# Extracted material
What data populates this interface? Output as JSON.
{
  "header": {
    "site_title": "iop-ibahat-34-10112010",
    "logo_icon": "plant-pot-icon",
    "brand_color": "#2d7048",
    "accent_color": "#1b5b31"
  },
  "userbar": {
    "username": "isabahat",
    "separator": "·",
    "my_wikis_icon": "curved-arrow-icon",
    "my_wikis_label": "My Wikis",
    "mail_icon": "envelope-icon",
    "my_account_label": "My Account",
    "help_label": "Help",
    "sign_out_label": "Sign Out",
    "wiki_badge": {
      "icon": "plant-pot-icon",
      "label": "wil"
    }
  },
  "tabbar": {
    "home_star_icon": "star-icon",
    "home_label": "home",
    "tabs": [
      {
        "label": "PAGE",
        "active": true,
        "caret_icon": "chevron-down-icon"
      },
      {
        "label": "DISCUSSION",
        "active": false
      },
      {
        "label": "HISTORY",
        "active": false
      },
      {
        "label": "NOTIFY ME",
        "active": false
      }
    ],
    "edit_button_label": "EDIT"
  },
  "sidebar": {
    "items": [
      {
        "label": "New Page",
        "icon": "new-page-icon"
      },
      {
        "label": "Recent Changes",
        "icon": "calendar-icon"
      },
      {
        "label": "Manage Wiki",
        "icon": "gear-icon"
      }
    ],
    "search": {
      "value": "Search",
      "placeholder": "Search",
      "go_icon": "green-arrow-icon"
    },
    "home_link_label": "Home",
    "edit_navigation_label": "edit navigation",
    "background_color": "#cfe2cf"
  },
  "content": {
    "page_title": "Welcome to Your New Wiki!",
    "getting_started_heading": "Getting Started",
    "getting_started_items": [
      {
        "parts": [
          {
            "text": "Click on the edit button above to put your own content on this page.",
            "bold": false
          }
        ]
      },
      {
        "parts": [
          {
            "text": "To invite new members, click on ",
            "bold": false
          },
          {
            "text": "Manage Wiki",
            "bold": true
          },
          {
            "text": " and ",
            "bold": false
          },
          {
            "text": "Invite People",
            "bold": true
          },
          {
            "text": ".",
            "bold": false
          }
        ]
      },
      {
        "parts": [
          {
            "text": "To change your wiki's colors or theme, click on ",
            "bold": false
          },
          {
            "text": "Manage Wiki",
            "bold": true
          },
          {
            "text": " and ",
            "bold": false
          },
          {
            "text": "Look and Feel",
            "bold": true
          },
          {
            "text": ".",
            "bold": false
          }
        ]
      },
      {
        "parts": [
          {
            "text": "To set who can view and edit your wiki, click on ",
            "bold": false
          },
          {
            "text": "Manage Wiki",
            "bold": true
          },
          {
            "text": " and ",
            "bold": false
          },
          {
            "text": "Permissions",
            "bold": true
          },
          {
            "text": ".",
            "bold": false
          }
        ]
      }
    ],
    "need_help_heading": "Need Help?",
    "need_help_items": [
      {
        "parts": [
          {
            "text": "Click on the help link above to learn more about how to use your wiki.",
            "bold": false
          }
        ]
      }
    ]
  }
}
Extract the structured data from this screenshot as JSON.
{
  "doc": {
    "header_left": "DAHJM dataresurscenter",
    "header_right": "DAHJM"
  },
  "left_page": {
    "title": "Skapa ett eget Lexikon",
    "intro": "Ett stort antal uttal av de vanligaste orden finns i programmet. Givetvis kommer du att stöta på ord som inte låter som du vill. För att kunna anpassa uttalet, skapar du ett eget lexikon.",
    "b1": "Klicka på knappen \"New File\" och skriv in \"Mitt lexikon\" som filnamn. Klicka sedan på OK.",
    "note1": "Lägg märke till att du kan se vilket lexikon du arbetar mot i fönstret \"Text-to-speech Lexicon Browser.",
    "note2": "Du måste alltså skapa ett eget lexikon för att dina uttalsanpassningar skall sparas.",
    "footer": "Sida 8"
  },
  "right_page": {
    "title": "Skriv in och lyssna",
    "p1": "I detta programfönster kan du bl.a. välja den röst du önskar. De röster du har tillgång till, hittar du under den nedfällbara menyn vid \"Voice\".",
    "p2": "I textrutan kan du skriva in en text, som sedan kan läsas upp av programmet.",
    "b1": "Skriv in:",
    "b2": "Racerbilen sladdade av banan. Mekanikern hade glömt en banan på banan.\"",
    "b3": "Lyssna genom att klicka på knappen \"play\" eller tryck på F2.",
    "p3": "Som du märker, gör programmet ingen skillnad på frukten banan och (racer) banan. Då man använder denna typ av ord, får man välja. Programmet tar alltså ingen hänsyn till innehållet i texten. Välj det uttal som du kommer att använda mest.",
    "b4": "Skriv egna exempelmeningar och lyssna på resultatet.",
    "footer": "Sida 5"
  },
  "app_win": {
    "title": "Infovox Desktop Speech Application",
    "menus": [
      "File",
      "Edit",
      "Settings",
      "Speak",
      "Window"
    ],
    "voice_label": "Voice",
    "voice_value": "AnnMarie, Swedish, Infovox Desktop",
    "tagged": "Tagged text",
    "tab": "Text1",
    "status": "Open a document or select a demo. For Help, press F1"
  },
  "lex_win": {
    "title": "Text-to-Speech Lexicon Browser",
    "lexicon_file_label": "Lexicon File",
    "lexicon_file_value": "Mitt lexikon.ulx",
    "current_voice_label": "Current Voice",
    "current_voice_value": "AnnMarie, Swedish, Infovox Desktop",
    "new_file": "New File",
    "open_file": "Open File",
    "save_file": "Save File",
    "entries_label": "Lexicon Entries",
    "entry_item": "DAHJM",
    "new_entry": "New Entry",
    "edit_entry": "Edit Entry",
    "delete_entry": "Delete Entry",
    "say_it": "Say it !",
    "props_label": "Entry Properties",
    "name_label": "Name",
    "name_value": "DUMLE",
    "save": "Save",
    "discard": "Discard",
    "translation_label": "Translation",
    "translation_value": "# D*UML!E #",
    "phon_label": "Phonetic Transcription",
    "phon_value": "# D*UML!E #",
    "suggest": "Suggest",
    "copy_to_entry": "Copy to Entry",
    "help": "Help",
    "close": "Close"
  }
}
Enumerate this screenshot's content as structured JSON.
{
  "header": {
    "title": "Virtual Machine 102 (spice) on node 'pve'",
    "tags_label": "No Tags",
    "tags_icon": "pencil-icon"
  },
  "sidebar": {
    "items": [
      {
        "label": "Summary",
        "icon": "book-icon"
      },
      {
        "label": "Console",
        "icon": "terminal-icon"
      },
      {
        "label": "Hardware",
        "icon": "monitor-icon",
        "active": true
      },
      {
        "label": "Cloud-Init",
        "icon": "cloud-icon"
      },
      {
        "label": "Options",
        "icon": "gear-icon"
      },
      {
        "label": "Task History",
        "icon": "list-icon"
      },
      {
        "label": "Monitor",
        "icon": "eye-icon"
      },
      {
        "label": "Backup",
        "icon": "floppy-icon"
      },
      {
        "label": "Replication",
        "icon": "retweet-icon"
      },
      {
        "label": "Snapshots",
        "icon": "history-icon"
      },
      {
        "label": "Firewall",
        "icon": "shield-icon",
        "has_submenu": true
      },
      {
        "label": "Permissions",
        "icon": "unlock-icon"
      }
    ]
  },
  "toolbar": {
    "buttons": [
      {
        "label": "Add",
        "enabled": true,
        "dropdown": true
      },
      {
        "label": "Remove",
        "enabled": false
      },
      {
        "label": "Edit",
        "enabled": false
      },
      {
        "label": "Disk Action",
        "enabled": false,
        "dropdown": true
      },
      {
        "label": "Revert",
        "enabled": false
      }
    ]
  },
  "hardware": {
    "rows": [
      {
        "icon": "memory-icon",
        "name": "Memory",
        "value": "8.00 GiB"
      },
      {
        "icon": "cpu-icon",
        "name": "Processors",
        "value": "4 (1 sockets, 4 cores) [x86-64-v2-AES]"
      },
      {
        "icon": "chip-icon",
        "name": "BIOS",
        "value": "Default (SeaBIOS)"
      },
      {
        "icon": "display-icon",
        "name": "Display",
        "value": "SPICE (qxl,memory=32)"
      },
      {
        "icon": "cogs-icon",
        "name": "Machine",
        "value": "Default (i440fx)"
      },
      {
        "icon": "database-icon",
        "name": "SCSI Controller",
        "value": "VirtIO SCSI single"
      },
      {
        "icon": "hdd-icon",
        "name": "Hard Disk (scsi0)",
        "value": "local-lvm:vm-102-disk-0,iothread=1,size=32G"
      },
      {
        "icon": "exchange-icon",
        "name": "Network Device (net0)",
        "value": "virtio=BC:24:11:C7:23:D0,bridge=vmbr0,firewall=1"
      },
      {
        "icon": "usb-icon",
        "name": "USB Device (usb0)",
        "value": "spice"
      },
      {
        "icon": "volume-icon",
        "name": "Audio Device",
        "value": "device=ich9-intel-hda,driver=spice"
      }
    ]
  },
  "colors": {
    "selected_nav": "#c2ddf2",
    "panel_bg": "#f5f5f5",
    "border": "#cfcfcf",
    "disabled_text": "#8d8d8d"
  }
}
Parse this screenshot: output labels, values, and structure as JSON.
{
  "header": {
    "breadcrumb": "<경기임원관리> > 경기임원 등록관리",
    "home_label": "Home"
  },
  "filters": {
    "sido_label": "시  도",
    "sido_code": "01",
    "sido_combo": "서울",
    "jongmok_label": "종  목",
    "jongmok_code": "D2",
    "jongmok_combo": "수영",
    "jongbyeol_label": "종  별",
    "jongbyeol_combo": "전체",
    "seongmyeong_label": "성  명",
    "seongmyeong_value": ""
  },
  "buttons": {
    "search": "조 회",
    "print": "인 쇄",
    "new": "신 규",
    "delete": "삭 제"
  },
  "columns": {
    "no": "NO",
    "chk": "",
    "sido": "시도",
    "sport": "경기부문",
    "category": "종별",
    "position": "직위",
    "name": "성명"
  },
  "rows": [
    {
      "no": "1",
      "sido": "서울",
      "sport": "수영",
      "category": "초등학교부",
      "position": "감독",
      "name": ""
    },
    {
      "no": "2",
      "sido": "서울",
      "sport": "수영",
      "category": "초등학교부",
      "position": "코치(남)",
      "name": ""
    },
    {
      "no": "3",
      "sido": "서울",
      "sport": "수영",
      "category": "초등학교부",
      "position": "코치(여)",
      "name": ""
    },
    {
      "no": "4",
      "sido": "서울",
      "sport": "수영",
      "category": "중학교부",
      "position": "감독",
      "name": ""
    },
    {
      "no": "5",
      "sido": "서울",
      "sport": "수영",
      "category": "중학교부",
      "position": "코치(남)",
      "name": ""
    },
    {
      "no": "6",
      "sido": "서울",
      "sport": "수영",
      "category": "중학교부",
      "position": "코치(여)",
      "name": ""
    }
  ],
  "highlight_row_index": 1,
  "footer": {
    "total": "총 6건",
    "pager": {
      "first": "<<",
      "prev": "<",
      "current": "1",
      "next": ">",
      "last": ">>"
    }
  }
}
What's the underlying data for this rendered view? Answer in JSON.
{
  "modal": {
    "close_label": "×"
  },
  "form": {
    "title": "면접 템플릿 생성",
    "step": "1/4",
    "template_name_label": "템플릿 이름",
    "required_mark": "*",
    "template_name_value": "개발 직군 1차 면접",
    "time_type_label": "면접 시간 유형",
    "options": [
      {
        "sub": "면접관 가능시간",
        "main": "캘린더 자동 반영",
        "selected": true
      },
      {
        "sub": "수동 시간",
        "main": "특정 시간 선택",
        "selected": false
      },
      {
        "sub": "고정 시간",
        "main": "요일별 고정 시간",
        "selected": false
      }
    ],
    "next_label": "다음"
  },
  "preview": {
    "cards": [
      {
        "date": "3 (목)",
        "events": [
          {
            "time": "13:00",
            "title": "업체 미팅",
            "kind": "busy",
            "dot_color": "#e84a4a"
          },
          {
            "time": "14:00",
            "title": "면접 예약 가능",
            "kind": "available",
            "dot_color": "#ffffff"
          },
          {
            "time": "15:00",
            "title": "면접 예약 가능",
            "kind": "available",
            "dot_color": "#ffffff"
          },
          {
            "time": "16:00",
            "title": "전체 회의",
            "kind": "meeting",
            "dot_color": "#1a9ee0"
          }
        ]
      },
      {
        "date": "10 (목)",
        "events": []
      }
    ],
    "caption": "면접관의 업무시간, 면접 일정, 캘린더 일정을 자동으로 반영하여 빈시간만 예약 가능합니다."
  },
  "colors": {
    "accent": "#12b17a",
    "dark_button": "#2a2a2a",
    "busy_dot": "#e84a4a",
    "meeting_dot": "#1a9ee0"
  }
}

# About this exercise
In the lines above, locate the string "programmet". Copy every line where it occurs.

# Exercise output
    "intro": "Ett stort antal uttal av de vanligaste orden finns i programmet. Givetvis kommer du att stöta på ord som inte låter som du vill. För att kunna anpassa uttalet, skapar du ett eget lexikon.",
    "p2": "I textrutan kan du skriva in en text, som sedan kan läsas upp av programmet.",
    "p3": "Som du märker, gör programmet ingen skillnad på frukten banan och (racer) banan. Då man använder denna typ av ord, får man välja. Programmet tar alltså ingen hänsyn till innehållet i texten. Välj det uttal som du kommer att använda mest.",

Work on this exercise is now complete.